Test number three, the system must show stability. Meaning, the brightness of the star(s) should not vary very much, or the possible life would not survive the changing between bright & dim, which causing ‘frozen’ & ‘fried’ effect on planet. α Cen-A & α Cen-B in itself is a good star, as they pass test number two, but α Cen-A & α Cen-Bis a binary, so if there is a planet with supporting life in one of the star, there is variability of the other pair affecting the planet, the brightness of the other increases as the stars approach and decreases as the stars recede. Fortunately, the variation is too small to matter, and α Cen-A & α Cen-B pass this test. How about Proxima? Red dwarfs known as a flare star, which likely to bursting out itself up to two or triple times its brightness in the order of minutes. So, this harsh variability is make the possibility is nearly zero. Proxima’s out.
Test number four, is the stars’ ages. The Sun is about 4.6 billion years old, so on Earth life had enough time to develop. A star must be old enough to give life a chance to evolve. α Cen-A & α Cen-B are even older than the Sun, they have an age of 5 to 6 billion years, therefore they pass the test. Proxima, may be only a billion years or so old, then Proxima fails this test.
Five, the last test. Do the stars have enough heavy elements (Astronomers call the elements heavier than helium as “metals”) – such as carbon, nitrogen, oxygen and iron – that biological life needs ? Like most stars, the Sun is primarily hydrogen and helium, but 2 percent of the Sun’s weight is metals. Although 2 percent may not sound a lot, it is enough to build rocky planets and to give rise to us. And again, α Cen-A & α Cen-B pass this test. They are metal-rich stars.
So, two of the three pass the test.
Now, α Cen-A pass the test, α Cen-B nearly pass all; but this is the ultimate question: Is there planet in Rig-K? At least one warm, rocky, with plenty of water, with habitable possibility planet, just like Earth? We do not know yet. If Rig-K is ‘close’ in a sense of astronomical scale, why we cannot find one? (at least yet). Because, no matter the star pass the test, but without any planet, we have nothing.
For a binary system, planets which orbit one of the star must not too far away from the particular star, or the orbit become unstable. If the distance exceeds a threshold value, the other star will strongly disturbs the orbit of the planet. For the system of α Cen-A & α Cen-B, the threshold value is 11 AU, with the limit of stable planetary orbit is about 2 AU. For the case of our Solar System, we see that we have Mercury (0.4 AU), Venus (0.7 AU), Earth (1 AU) and Mars (1.5 AU). Therefore, the system might have one or two planets in the habitable zone (Earth-like). Once the ability to observe the system is improved, which we can derived the higher & higher resolution, hopefully we can find the answer, wether we are alone in the universe or not, or , at least that we have some other place to go from Earth.
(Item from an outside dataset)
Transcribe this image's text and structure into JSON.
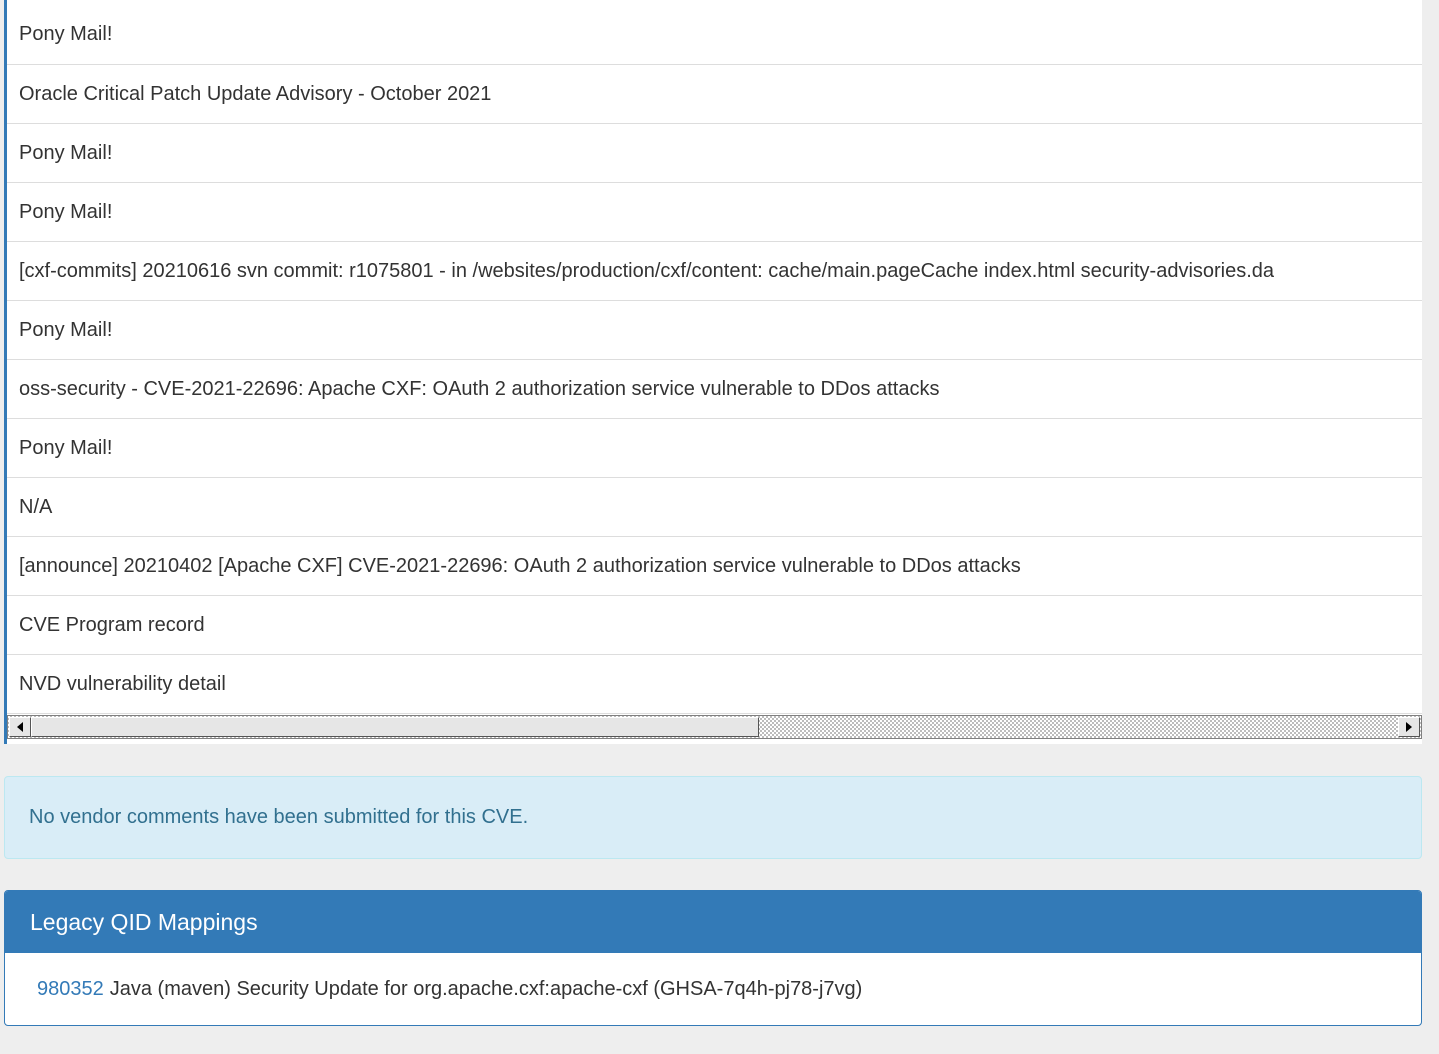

If one ask, how far is 1 AU? 1 AU (Astronomical Unit) is approximately 150 million km, which is quiet a short distance in an astronomical sense.
So, if humanity looking for another place, or even another intelligent life, Rig-K is the place to go. It is the best candidate. Oh, how unique & special Rig-K, the star of the southern sky.